- _Data for this task_:
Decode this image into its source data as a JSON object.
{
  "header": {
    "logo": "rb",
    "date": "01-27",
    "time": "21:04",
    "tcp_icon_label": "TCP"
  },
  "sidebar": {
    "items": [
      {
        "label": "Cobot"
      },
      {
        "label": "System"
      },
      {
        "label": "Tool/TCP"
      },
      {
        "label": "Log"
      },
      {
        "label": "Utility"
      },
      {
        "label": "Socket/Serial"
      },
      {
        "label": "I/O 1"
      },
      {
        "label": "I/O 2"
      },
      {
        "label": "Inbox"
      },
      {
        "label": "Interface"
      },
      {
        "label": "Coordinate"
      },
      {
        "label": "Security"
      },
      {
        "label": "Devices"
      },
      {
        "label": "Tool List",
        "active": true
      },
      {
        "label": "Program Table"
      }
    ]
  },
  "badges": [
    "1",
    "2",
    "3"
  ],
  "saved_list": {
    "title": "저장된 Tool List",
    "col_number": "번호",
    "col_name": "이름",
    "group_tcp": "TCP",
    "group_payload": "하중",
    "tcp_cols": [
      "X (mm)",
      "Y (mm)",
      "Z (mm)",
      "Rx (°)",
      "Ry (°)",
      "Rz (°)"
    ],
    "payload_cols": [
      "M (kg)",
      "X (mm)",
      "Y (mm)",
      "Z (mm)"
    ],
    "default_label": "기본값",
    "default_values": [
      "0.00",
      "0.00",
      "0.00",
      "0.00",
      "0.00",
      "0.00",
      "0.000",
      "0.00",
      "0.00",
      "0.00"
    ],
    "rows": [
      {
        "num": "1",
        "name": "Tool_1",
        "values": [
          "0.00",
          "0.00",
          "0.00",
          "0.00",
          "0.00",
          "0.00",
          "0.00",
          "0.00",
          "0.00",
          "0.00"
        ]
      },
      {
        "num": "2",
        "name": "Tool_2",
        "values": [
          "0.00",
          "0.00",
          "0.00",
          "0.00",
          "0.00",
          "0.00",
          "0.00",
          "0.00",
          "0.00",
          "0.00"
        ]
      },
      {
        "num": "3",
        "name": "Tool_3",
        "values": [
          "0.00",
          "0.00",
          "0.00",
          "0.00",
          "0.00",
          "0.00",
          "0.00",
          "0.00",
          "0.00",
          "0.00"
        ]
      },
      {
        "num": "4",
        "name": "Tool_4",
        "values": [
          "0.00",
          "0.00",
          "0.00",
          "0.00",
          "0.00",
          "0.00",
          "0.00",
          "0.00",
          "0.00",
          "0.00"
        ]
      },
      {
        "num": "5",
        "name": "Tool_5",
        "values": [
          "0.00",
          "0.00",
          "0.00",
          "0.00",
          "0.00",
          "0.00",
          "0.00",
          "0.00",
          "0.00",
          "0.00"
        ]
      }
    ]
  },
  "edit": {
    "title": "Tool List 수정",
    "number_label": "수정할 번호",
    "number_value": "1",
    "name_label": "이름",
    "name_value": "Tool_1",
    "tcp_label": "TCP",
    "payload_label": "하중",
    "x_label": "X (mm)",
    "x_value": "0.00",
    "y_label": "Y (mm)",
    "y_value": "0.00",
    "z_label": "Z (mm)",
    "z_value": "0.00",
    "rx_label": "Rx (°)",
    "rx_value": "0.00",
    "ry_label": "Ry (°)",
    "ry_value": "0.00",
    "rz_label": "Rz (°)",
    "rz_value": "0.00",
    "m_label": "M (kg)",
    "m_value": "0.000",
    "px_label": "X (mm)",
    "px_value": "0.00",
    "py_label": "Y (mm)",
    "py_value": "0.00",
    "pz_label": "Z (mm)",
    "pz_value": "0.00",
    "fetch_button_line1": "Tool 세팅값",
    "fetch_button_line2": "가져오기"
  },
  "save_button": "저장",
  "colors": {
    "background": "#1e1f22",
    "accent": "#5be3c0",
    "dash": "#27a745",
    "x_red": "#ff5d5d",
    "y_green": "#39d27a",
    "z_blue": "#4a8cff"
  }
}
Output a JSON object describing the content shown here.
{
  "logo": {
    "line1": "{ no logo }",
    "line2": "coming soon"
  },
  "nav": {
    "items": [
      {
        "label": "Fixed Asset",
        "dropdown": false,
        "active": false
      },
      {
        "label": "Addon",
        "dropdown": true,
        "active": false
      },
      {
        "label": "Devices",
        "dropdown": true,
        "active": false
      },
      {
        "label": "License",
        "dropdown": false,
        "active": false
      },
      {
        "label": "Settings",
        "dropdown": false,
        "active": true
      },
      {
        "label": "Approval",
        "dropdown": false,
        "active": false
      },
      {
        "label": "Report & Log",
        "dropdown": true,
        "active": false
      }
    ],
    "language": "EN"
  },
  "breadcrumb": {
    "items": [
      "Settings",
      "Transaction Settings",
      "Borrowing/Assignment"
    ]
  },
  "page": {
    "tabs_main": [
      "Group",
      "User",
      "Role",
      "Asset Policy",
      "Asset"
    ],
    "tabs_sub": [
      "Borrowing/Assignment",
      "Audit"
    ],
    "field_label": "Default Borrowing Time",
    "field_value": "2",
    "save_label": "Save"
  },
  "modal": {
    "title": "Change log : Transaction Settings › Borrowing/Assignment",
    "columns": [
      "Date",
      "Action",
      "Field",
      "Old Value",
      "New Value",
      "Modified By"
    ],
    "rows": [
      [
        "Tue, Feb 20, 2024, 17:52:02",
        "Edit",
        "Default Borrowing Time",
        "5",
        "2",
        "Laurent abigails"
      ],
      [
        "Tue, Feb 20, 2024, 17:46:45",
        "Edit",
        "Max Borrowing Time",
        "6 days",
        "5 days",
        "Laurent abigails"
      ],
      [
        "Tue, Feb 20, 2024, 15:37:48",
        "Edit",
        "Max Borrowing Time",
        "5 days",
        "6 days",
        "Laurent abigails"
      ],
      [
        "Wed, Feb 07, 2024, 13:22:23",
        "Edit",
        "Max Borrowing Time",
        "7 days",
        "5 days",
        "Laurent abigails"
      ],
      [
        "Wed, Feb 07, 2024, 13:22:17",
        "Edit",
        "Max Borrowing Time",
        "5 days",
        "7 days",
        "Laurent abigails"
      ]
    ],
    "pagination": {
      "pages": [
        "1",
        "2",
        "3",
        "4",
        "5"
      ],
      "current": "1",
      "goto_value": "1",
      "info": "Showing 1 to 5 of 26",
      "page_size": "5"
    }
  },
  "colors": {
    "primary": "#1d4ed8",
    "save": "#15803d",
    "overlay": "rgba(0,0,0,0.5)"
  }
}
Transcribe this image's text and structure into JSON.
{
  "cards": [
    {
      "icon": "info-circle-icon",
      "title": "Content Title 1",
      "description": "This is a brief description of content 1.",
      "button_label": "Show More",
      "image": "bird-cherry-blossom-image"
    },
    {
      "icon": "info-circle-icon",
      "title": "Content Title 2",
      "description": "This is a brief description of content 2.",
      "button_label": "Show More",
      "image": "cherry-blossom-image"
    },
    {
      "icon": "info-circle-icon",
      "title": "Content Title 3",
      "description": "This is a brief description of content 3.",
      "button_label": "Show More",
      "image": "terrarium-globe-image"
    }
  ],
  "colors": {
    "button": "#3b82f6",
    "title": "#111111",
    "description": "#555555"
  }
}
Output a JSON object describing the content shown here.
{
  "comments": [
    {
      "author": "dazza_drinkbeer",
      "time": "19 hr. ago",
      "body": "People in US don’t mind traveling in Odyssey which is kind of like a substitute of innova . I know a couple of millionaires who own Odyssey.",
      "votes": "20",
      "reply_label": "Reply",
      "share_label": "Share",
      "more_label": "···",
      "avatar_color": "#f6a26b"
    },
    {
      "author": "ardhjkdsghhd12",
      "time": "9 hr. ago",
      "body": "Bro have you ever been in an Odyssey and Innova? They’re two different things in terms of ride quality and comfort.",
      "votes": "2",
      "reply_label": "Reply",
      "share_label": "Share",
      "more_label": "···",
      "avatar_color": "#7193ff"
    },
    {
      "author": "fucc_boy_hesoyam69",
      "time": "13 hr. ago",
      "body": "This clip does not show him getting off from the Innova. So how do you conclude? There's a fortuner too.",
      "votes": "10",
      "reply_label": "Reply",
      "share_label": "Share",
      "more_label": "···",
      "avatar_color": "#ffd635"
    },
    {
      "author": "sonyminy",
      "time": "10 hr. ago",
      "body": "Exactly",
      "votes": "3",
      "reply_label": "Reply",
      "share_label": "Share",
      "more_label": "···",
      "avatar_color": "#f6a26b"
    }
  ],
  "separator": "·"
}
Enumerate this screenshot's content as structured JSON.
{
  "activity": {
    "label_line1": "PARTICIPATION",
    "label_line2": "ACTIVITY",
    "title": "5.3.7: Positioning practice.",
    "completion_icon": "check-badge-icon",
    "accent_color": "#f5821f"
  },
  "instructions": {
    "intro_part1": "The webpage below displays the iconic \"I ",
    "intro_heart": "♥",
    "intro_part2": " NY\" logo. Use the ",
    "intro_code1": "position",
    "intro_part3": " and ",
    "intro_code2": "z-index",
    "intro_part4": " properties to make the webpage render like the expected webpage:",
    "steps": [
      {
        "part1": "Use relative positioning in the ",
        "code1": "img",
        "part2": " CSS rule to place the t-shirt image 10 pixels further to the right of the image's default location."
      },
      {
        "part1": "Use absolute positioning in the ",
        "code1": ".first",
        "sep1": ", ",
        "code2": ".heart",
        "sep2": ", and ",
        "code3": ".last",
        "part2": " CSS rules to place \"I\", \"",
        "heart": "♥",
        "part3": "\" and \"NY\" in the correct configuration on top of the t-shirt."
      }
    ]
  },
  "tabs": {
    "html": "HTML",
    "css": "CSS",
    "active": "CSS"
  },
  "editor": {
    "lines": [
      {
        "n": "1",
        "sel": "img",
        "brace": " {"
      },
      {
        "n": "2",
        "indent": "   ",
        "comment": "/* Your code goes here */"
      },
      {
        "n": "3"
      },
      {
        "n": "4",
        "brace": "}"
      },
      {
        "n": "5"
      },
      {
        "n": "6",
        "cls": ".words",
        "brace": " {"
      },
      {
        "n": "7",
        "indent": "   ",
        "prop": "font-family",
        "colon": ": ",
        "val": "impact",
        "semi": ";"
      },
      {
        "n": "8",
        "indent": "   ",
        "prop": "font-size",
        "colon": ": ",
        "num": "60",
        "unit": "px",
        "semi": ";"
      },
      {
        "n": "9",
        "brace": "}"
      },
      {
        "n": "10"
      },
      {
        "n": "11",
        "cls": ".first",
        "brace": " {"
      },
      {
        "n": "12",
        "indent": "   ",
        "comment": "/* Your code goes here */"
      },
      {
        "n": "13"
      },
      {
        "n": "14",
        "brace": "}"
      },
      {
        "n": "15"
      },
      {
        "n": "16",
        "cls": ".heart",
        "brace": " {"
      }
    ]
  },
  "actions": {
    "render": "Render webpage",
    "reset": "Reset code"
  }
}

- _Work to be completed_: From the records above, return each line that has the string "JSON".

- _Your solution_:
Decode this image into its source data as a JSON object.
Output a JSON object describing the content shown here.
Transcribe this image's text and structure into JSON.
Output a JSON object describing the content shown here.
Enumerate this screenshot's content as structured JSON.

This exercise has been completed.